Your sentences do have a negative feel, so at all is well used there.
At all used affirmatively (both in form and 'feel') has mostly died out, but it was there in the beginning, and does survive in some parts of the world:
Before the negative, conditional, and interrogative usages came into being, “at all” was used in affirmative statements to mean “in every way,” “altogether,” “wholly,” and “solely,” the OED says.
The dictionary’s earliest example, from about 1350, is
- I þe coniure & comande att alle” (I thee conjure and command at all).
The affirmative use of the phrase has died out in common usage, however, and now survives only in some regional dialects of American and Irish English.
A 1945 article in the journal American Speech says this affirmative use “lives on in Irish dialect and in colloquial speech in certain parts of America, especially after a superlative.”
The article, which gives
- We had the best time at all
for an example, says the usage was reported in Georgia, Kentucky, North Carolina, Oklahoma, elsewhere in the South, and the Midwest.

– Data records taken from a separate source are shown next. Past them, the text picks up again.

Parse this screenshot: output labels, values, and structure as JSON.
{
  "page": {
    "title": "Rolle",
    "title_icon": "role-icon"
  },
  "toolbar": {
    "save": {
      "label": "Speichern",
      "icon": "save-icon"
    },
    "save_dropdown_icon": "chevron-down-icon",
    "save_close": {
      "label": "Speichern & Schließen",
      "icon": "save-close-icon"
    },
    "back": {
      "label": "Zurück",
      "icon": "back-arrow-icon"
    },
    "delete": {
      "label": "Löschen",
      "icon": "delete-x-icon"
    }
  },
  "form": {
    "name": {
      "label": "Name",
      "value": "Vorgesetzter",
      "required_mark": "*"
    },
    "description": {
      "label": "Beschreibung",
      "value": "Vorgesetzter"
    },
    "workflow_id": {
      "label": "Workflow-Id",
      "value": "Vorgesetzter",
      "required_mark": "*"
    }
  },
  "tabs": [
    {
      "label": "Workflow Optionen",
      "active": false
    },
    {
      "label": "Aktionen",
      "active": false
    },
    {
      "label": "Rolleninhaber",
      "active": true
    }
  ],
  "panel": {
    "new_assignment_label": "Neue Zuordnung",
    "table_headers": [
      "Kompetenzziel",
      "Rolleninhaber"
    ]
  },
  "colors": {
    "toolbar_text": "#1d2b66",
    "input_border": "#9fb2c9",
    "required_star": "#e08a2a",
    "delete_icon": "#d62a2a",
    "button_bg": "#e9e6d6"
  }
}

See more about the affirmative use of "at all" on Grammarphobia